Dominique Strauss-Kahn questioned by French police over sexual assault allegations
Dominique Strauss-Kahn has been questioned by police "at his own request" over allegations he tried to rape a French writer.
Tristane Banon, 32, filed a complaint this summer alleging that the former International Monetary Fund chief sexually assaulted her in a Paris apartment in 2003 where he had invited her to interview him for a book she was writing.
Mr Strauss-Kahn's three-hour police interview as a "witness" came just over a week after the 62-year old economist returned to France after charges of sexually assaulting a hotel chambermaid in New York were dropped.
Miss Banon said the economist lunged at her like a "rutting chimpanzee" and she had to fend him off with kicks and punches as he ignored her cries of "rape".

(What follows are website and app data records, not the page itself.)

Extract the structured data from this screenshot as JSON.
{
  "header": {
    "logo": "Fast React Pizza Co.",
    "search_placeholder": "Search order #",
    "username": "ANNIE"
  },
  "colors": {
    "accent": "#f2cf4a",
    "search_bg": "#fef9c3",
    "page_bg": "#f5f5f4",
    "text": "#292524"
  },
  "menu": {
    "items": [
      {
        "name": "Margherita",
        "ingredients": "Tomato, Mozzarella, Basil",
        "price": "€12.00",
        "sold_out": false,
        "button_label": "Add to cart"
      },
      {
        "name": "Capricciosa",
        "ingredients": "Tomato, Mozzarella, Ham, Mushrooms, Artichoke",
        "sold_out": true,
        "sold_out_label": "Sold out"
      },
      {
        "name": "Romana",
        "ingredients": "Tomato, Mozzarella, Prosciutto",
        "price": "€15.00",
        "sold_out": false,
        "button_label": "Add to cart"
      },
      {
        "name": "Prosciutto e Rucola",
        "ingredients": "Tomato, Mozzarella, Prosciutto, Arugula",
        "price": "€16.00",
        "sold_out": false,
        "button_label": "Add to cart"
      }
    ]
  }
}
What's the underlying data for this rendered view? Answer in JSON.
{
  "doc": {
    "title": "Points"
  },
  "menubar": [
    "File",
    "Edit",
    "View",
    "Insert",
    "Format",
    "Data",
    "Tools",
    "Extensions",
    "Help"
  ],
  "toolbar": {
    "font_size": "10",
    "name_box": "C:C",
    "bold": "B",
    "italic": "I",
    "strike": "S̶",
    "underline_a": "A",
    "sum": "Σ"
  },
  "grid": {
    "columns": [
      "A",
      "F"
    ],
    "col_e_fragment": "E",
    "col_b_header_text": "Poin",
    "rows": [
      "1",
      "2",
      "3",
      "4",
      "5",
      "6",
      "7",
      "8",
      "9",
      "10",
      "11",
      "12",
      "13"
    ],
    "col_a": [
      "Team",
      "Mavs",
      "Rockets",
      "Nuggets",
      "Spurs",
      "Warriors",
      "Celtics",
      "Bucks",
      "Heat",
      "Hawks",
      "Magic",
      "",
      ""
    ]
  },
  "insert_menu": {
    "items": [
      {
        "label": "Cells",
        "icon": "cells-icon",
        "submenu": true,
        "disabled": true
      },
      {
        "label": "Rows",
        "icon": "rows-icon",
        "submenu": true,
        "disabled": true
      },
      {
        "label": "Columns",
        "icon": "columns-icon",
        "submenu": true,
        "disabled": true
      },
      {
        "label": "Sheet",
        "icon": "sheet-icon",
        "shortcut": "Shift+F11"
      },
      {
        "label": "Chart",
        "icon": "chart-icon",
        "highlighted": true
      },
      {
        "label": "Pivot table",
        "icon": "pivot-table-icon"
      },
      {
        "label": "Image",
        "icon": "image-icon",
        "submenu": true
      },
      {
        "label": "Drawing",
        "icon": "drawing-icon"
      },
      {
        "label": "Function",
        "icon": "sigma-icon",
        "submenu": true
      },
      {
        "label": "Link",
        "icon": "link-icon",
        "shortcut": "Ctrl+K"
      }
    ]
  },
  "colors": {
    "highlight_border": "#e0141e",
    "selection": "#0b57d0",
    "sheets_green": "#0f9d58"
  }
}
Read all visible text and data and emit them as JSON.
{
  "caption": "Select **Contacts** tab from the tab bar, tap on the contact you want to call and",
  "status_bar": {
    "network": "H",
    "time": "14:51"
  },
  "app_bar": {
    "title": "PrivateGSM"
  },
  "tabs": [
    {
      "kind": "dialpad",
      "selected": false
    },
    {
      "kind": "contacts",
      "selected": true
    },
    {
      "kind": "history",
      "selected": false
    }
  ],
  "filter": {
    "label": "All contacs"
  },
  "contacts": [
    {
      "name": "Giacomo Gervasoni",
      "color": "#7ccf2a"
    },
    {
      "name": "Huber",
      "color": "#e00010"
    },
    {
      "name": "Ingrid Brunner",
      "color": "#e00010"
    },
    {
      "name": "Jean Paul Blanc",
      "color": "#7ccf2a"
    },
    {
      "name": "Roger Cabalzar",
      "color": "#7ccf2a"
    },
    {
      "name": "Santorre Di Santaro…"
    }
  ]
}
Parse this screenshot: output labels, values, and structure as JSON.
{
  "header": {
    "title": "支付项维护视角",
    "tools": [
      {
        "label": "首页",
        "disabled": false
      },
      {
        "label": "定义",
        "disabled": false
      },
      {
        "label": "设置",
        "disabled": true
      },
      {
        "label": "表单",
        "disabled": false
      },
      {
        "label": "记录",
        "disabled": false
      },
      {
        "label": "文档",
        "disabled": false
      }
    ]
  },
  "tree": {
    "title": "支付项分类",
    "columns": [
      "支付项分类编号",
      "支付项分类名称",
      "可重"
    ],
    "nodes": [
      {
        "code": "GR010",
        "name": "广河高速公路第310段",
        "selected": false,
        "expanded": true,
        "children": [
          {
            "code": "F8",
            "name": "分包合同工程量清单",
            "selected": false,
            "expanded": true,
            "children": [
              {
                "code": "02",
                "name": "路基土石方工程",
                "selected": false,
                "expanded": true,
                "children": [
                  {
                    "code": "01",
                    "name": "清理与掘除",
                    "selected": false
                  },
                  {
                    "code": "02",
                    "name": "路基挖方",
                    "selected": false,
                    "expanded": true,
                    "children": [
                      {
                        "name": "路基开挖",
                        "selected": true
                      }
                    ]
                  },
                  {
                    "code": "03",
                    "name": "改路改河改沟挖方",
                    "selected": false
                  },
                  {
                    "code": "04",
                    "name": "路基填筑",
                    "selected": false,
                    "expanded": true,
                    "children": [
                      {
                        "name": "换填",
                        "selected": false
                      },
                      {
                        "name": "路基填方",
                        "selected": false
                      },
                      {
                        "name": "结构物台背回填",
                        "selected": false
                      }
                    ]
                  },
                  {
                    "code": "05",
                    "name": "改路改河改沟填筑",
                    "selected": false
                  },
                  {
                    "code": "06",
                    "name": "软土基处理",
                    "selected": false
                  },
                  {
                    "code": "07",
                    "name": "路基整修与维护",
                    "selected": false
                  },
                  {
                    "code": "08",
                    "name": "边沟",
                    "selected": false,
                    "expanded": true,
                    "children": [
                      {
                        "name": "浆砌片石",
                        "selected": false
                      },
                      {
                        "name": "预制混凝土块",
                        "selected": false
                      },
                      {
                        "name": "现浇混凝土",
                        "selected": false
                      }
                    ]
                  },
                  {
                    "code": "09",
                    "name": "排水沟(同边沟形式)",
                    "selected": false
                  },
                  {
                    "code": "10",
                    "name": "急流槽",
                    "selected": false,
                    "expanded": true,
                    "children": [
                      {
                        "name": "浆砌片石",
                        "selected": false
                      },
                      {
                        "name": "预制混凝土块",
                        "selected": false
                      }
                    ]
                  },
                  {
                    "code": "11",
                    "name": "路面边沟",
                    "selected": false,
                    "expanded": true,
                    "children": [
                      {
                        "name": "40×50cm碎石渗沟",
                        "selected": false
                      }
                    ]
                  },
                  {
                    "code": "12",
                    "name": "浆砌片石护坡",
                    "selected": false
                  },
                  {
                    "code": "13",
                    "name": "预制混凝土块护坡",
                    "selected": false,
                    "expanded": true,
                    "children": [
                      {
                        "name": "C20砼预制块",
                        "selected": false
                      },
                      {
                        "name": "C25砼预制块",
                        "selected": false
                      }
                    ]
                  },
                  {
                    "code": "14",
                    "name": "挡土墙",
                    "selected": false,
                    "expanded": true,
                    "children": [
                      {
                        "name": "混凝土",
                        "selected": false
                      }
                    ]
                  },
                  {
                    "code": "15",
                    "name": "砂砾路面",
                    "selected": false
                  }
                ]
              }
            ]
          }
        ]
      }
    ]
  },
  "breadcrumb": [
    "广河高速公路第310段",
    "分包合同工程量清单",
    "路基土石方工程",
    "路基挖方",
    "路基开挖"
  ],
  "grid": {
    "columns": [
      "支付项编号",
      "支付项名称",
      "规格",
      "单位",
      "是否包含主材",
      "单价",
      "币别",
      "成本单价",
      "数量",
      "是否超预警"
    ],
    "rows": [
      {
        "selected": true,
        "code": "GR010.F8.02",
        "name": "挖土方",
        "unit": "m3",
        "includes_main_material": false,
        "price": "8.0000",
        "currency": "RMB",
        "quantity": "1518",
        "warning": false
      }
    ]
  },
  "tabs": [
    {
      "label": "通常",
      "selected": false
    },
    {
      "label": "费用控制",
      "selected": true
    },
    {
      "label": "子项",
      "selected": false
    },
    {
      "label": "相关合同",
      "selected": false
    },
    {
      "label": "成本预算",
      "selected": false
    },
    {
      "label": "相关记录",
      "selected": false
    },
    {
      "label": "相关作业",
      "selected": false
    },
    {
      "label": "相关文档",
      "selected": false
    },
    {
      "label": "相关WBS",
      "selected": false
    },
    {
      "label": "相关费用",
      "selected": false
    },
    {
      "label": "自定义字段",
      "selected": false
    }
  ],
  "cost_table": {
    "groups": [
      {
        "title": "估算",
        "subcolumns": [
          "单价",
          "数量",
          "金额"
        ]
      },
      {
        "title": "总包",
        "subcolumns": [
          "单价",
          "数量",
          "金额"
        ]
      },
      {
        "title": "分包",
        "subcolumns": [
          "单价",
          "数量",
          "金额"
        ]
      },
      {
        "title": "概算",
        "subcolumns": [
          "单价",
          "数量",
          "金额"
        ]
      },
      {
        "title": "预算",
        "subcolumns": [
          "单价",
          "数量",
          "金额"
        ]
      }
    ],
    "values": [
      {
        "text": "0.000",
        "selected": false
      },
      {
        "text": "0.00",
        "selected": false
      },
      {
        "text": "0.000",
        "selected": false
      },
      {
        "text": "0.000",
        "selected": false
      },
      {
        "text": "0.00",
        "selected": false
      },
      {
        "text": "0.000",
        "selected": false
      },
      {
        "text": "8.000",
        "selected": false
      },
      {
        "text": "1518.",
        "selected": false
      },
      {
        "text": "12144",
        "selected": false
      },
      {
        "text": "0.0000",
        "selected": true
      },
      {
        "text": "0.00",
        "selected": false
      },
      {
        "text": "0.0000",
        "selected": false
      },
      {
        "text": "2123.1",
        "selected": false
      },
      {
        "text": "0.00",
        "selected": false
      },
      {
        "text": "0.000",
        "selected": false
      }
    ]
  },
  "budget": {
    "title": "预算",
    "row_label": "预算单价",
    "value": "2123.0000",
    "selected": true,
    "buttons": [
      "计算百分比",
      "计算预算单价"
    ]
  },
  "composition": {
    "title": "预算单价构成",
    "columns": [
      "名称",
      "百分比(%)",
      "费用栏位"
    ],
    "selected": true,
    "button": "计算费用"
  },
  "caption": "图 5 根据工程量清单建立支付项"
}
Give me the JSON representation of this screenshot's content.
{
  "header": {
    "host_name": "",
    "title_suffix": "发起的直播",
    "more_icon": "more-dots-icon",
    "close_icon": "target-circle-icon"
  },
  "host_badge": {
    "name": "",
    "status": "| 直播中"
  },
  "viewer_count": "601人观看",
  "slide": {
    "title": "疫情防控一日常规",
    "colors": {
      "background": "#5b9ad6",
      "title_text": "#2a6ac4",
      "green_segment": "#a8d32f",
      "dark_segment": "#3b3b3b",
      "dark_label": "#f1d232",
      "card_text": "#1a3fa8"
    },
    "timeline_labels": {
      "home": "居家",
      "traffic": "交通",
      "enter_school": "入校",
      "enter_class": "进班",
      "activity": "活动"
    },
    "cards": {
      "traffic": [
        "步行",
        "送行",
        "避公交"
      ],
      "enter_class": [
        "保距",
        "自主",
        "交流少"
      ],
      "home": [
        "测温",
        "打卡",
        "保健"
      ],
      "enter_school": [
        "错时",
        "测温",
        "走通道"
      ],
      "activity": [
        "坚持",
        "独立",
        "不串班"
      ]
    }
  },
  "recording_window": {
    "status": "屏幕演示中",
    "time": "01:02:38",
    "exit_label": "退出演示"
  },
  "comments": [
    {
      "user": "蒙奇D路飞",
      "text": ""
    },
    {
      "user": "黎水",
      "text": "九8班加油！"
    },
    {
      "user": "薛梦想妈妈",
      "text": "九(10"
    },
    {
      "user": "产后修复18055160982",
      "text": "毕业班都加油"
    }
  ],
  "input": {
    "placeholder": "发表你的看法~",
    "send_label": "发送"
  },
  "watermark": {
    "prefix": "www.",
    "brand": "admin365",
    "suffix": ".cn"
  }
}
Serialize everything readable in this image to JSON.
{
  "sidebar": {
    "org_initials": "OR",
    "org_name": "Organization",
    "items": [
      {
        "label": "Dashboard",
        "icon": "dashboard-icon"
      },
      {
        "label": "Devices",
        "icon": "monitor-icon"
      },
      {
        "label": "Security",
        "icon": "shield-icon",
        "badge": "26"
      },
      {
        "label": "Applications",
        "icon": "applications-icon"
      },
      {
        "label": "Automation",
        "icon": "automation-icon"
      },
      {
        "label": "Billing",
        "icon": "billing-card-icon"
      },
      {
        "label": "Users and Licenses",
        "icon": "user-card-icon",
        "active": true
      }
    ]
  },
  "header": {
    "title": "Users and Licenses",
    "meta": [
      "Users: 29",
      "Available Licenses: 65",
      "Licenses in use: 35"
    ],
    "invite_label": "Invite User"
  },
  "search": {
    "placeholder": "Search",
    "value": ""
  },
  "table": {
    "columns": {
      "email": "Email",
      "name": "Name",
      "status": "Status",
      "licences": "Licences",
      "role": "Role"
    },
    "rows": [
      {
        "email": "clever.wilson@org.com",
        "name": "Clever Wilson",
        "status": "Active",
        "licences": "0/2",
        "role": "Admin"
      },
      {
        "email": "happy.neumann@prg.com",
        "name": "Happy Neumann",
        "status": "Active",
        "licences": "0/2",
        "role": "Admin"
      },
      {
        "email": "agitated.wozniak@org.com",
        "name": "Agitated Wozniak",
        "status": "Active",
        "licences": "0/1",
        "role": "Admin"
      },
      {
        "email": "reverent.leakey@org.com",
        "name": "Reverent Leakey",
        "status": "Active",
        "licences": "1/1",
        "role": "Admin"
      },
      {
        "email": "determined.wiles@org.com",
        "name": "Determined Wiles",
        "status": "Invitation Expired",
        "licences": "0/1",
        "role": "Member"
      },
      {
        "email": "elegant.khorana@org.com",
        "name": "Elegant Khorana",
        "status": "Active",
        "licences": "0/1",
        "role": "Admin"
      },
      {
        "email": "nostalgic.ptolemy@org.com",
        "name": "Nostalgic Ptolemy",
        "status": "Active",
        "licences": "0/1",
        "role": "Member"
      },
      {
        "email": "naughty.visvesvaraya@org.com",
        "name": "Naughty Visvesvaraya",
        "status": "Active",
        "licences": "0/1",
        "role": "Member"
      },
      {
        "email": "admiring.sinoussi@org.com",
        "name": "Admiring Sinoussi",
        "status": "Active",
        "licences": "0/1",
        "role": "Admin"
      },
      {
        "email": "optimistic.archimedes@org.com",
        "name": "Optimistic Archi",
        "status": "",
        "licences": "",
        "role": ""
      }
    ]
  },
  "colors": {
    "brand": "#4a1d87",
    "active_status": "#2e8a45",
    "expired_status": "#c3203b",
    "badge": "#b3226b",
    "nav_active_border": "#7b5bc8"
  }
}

Mr Strauss-Kahn is suing her for defamation, alleging she made up the "imaginary" assault as a publicity stunt.
Police are now conducting a preliminary investigation into Miss Banon's allegations to see if there is enough evidence to press charges. They have already interviewed friends, family members and other politicians in the investigation, including Miss Banon's mother - once Mr Strauss-Kahn's lover - and François Hollande, polled as most likely to be the Socialists' presidential candidate.
Mr Strauss-Kahn's lawyers Frédérique Baulieu and Henri Leclerc said on Monday: "At the request of Mr Strauss-Kahn, this interview is taking place as early as possible in the timetable of the investigation."
Miss Banon told The Daily Telegraph over the weekend she was "sickened" by the "hero's welcome" he received on his return to France from the US.
"What has been happening over the past six days makes me feel sick," she wrote.
"I cannot believe that my country gives a hero's welcome to a man who has not been cleared.
"I hear people telling me of their disgust, I feed off their support to remain upright, yet I am the one who bows my head and hugs the walls while others laugh at the cameras."
She has called for a demonstration on September 24 in front of Paris's criminal court to demand a trial.
Mr Strauss-Kahn's return has embarrassed the opposition French Socialist party, about to launch presidential primaries. Its former leader Martine Aubry, a presidential hopeful, said Mr Strauss-Kahn "must explain himself" to party colleagues.
Before his arrest in New York in May, he had been the Socialist party's favourite to challenge Nicolas Sarkozy next April, with polls predicting he would win comfortably.
Attempted rape charges were dropped in New York after prosecutors ruled that chambermaid Nafissatou Diallo had later lied to police and was "unreliable". Mr Strauss-Kahn had always insisted sex was consensual.
He still faces a civil lawsuit in the US.